(Stored data)

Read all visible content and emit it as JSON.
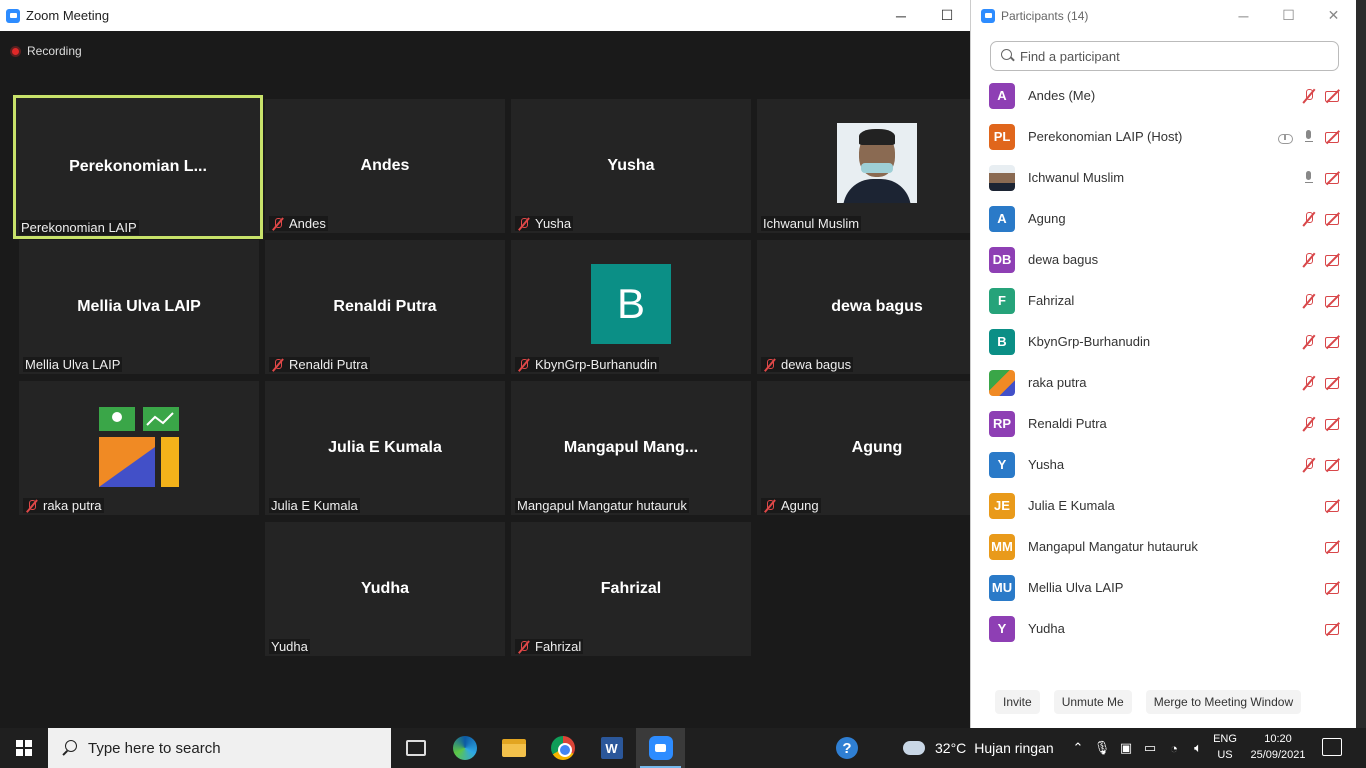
{
  "zoom_window": {
    "title": "Zoom Meeting",
    "recording_label": "Recording",
    "controls": {
      "minimize": "─",
      "maximize": "☐",
      "close": "✕"
    }
  },
  "tiles": [
    {
      "name": "Perekonomian  L...",
      "label": "Perekonomian LAIP",
      "muted": false,
      "active": true,
      "kind": "name"
    },
    {
      "name": "Andes",
      "label": "Andes",
      "muted": true,
      "kind": "name"
    },
    {
      "name": "Yusha",
      "label": "Yusha",
      "muted": true,
      "kind": "name"
    },
    {
      "name": "",
      "label": "Ichwanul Muslim",
      "muted": false,
      "kind": "photo"
    },
    {
      "name": "Mellia Ulva LAIP",
      "label": "Mellia Ulva LAIP",
      "muted": false,
      "kind": "name"
    },
    {
      "name": "Renaldi Putra",
      "label": "Renaldi Putra",
      "muted": true,
      "kind": "name"
    },
    {
      "name": "B",
      "label": "KbynGrp-Burhanudin",
      "muted": true,
      "kind": "avatar"
    },
    {
      "name": "dewa bagus",
      "label": "dewa bagus",
      "muted": true,
      "kind": "name"
    },
    {
      "name": "",
      "label": "raka putra",
      "muted": true,
      "kind": "picture"
    },
    {
      "name": "Julia E Kumala",
      "label": "Julia E Kumala",
      "muted": false,
      "kind": "name"
    },
    {
      "name": "Mangapul  Mang...",
      "label": "Mangapul Mangatur hutauruk",
      "muted": false,
      "kind": "name"
    },
    {
      "name": "Agung",
      "label": "Agung",
      "muted": true,
      "kind": "name"
    },
    {
      "name": "Yudha",
      "label": "Yudha",
      "muted": false,
      "kind": "name"
    },
    {
      "name": "Fahrizal",
      "label": "Fahrizal",
      "muted": true,
      "kind": "name"
    }
  ],
  "participants_panel": {
    "title": "Participants (14)",
    "search_placeholder": "Find a participant",
    "participants": [
      {
        "initials": "A",
        "name": "Andes (Me)",
        "color": "#8e3fb4",
        "mic": "off",
        "cam": "off"
      },
      {
        "initials": "PL",
        "name": "Perekonomian LAIP (Host)",
        "color": "#e0661c",
        "mic": "on",
        "cam": "off",
        "cloud": true
      },
      {
        "initials": "",
        "name": "Ichwanul Muslim",
        "color": "#5a7ea8",
        "mic": "on",
        "cam": "off",
        "photo": true
      },
      {
        "initials": "A",
        "name": "Agung",
        "color": "#2a7ac8",
        "mic": "off",
        "cam": "off"
      },
      {
        "initials": "DB",
        "name": "dewa bagus",
        "color": "#8e3fb4",
        "mic": "off",
        "cam": "off"
      },
      {
        "initials": "F",
        "name": "Fahrizal",
        "color": "#26a37a",
        "mic": "off",
        "cam": "off"
      },
      {
        "initials": "B",
        "name": "KbynGrp-Burhanudin",
        "color": "#0b8f86",
        "mic": "off",
        "cam": "off"
      },
      {
        "initials": "",
        "name": "raka putra",
        "color": "#3a8a3a",
        "mic": "off",
        "cam": "off",
        "photo": true
      },
      {
        "initials": "RP",
        "name": "Renaldi Putra",
        "color": "#8e3fb4",
        "mic": "off",
        "cam": "off"
      },
      {
        "initials": "Y",
        "name": "Yusha",
        "color": "#2a7ac8",
        "mic": "off",
        "cam": "off"
      },
      {
        "initials": "JE",
        "name": "Julia E Kumala",
        "color": "#e99a1a",
        "mic": "none",
        "cam": "off"
      },
      {
        "initials": "MM",
        "name": "Mangapul Mangatur hutauruk",
        "color": "#e99a1a",
        "mic": "none",
        "cam": "off"
      },
      {
        "initials": "MU",
        "name": "Mellia Ulva LAIP",
        "color": "#2a7ac8",
        "mic": "none",
        "cam": "off"
      },
      {
        "initials": "Y",
        "name": "Yudha",
        "color": "#8e3fb4",
        "mic": "none",
        "cam": "off"
      }
    ],
    "buttons": {
      "invite": "Invite",
      "unmute": "Unmute Me",
      "merge": "Merge to Meeting Window"
    }
  },
  "taskbar": {
    "search_placeholder": "Type here to search",
    "apps": [
      "task-view-icon",
      "edge-icon",
      "file-explorer-icon",
      "chrome-icon",
      "word-icon",
      "zoom-icon"
    ],
    "weather": {
      "temp": "32°C",
      "desc": "Hujan ringan"
    },
    "language": {
      "line1": "ENG",
      "line2": "US"
    },
    "clock": {
      "time": "10:20",
      "date": "25/09/2021"
    }
  }
}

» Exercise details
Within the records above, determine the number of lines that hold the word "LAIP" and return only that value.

» Response to the exercise
5